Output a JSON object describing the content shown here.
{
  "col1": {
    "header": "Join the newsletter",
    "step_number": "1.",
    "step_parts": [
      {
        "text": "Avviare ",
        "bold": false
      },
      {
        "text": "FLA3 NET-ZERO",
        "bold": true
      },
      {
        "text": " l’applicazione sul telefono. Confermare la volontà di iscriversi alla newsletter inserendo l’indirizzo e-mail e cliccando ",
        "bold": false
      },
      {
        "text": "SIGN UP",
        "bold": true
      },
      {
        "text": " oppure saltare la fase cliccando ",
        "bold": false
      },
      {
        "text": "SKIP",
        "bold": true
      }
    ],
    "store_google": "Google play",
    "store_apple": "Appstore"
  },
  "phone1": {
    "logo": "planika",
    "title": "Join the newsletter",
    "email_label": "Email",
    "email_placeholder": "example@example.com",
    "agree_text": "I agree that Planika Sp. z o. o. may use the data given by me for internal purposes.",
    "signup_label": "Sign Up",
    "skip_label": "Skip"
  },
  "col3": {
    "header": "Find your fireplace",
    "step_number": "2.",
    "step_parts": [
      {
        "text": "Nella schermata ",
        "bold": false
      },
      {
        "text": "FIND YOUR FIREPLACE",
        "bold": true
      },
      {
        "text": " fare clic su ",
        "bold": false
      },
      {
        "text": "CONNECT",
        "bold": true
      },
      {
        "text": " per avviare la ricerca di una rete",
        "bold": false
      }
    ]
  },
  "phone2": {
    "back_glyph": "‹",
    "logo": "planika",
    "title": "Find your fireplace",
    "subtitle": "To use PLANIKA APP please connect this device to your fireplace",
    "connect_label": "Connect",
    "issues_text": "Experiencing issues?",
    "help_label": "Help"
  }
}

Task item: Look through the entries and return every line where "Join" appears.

Solution:
    "header": "Join the newsletter",
    "title": "Join the newsletter",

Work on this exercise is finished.